Mount Batur is sacred to the Balinese and there was a tiny altar at the top, with offerings to various Hindu deities. At one point, a hefty wild monkey munched on leftovers there before inciting a fight with a friendly mountain dog, who chased him off the side of the cliff, which was all VERY Nat Geo.
Photo ops complete, we started our descent, which had me filled with dread. It was distracting now that we were so absorbed by the view. It was also treacherous, as many of the paths were blanketed in loose rock that had me sliding down portions, thanks to my well worn sneaker soles. In fact, the descent is less a climb, and more a session of ‘mountain surfing.’ If you have bad knees or ankles, bring some kind of hiking pole or get yourself airlifted down (ha).
We rested midway and met some more monkeys, who were scruffier than the ones we had encountered at the monkey forest. I guess this was to be expected since they live in an active volcano and have more to worry about than adequate grooming. However, they are just as smart as their forest counterparts and leapt on my partially opened backpack, looking for anything/everything to eat. Again, more monkey contact than I was interested in. From there, the trek down was far easier and we even saw some hikers catch rides down on the back of locals' motorbikes.
As we reached the giant parking lot at the bottom, I realized that my legs had stopped shaking nervously from the stress of the descent. I was happy to be back on solid ground. Post-trek, I have an enormous amount of respect for Mount Batur- for its beauty, for its challenging trails, for its view, and for its ability to get me out of bed at 2 am: all qualities of a very special place.

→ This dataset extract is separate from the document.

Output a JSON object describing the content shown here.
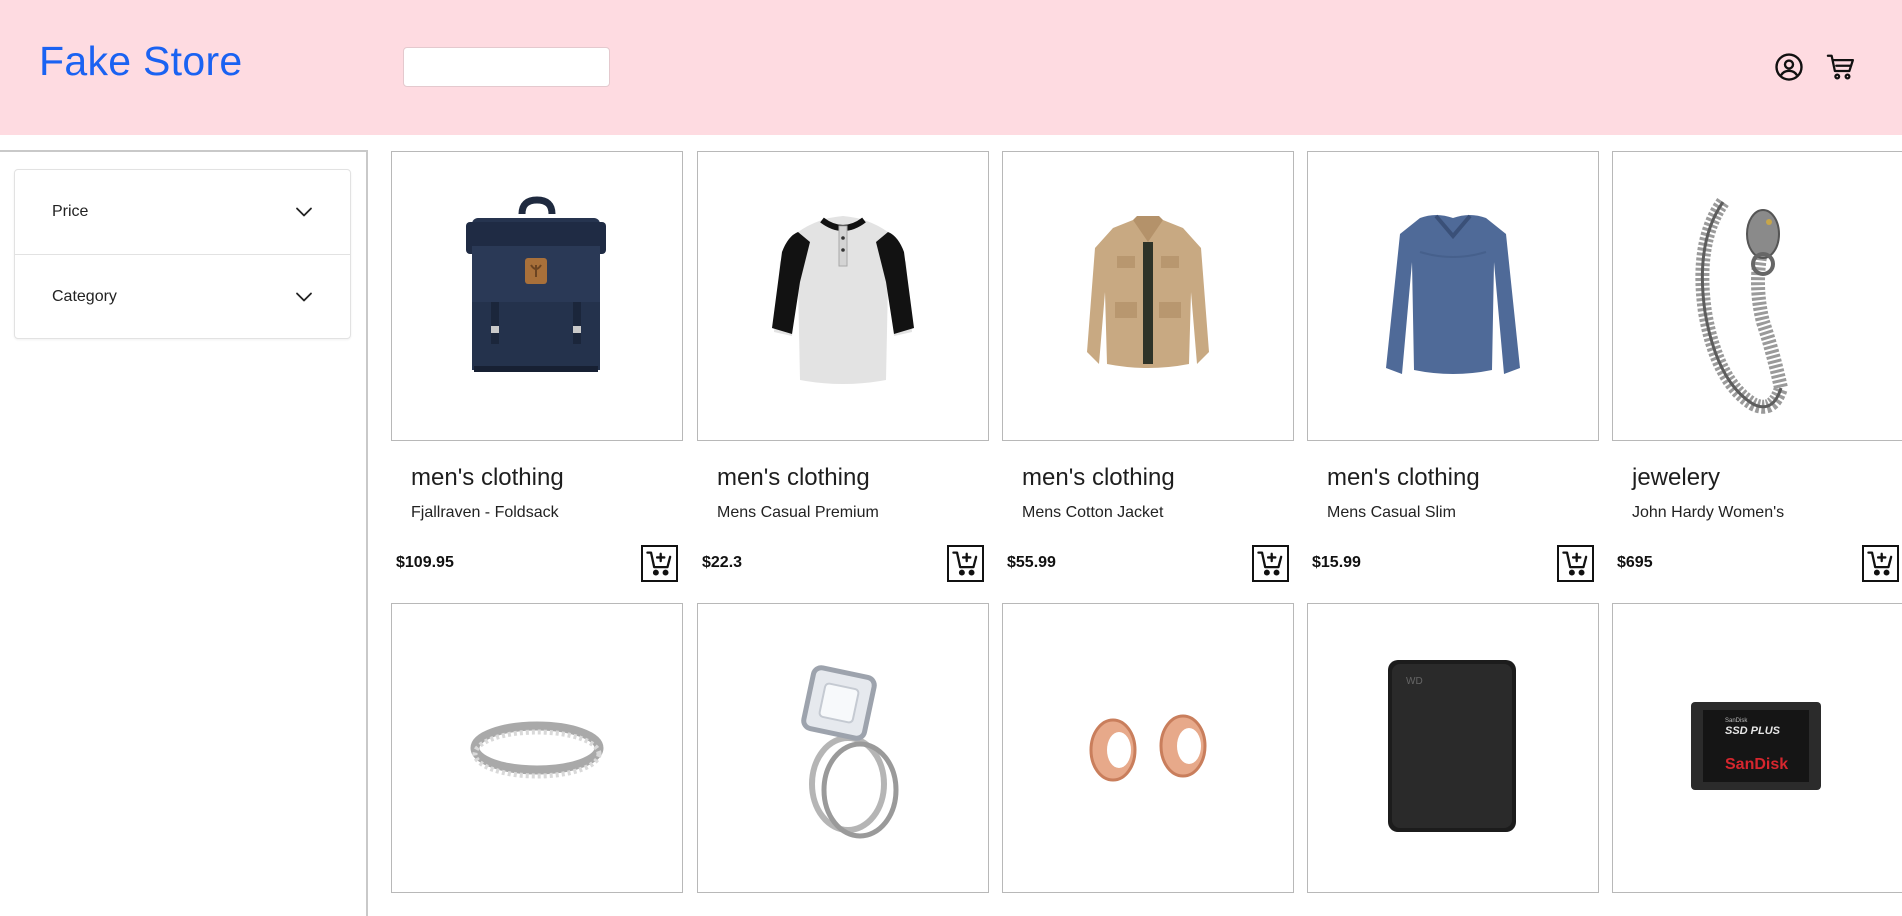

a note about Mount Batur: it may or may not be illegal to hike on your own, so you should go with a guide. Prior to arriving in Bali, you may see that you can book a guided trek online for upwards of $60 USD. Don't do it! Once you get to Ubud, there are a plethora of tourist companies willing to sell a package at a much better price. We heard everywhere from $250,000-$900,000 IDR ($18-$70) for a single hiker, and settled on $250,000 IDR ($18) with Pineh Bali Tours, who also offered a free stop at the famous Tagalalang Rice Terraces afterward!